_EXERCISE BRIEF:_ The answer must consist of every line in the records below that contains the string "University".

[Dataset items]

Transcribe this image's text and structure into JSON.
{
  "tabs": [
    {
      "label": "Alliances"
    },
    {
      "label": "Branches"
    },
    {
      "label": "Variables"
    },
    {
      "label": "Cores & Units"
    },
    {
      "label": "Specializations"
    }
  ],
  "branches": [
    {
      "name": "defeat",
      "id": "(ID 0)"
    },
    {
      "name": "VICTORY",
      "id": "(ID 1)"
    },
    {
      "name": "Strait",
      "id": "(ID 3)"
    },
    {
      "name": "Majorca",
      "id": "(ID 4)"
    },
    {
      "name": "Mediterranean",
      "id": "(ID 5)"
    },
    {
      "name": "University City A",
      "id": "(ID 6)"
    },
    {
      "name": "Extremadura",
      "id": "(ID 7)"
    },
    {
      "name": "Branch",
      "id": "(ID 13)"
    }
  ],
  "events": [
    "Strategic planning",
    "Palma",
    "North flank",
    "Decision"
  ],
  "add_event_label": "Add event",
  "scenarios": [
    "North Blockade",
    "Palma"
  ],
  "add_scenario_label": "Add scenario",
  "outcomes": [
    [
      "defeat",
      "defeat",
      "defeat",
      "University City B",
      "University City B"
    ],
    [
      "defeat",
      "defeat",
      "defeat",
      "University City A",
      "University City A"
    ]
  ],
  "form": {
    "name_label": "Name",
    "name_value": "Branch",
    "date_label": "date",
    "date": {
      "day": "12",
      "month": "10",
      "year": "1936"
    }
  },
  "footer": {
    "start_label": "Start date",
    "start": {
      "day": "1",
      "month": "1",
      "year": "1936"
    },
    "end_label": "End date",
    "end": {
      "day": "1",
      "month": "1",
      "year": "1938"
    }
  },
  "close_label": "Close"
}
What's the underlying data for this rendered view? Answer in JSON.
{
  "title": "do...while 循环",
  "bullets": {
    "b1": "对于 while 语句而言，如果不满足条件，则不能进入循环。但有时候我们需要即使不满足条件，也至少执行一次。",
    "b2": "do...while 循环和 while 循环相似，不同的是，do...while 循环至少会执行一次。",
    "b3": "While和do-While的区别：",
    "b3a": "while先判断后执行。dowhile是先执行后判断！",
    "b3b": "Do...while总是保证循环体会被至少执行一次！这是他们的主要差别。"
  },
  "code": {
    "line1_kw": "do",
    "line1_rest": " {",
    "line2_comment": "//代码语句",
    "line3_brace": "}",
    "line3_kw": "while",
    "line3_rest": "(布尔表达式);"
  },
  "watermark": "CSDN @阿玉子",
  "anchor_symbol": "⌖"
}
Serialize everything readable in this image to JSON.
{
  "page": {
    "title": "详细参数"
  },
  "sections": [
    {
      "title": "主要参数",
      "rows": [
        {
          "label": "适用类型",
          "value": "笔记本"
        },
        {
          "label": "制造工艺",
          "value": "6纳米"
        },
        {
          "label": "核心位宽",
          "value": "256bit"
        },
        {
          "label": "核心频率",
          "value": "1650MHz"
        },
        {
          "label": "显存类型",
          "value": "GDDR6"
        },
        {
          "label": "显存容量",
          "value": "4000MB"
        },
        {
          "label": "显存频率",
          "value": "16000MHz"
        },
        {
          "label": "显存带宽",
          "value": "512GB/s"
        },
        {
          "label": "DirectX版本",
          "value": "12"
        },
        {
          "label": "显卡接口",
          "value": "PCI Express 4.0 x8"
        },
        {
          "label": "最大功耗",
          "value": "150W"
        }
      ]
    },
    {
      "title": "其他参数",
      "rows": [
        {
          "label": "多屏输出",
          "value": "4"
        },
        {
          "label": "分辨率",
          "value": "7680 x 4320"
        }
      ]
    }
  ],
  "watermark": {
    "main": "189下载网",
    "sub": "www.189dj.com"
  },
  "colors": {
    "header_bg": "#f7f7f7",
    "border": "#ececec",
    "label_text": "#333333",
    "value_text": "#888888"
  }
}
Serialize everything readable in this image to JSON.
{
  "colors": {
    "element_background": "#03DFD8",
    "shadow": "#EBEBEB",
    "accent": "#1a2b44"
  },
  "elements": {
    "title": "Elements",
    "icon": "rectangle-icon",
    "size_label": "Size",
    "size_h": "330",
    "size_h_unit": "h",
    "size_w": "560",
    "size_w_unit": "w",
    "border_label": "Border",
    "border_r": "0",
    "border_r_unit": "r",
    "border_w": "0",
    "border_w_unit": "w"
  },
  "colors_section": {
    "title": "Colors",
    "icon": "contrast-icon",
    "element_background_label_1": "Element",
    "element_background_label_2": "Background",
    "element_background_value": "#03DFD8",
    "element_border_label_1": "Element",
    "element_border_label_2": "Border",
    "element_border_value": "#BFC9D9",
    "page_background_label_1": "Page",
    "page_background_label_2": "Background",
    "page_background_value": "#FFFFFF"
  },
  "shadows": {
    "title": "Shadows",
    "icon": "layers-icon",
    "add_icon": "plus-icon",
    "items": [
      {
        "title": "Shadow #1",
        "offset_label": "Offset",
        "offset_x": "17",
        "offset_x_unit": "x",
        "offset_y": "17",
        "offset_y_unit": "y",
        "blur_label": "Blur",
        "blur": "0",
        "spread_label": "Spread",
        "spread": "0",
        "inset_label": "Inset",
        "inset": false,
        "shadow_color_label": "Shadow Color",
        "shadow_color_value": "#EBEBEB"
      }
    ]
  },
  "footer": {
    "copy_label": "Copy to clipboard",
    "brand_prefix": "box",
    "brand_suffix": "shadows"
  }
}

_SOLUTION FOR THIS PROBLEM:_
      "name": "University City A",
      "University City B",
      "University City B"
      "University City A",
      "University City A"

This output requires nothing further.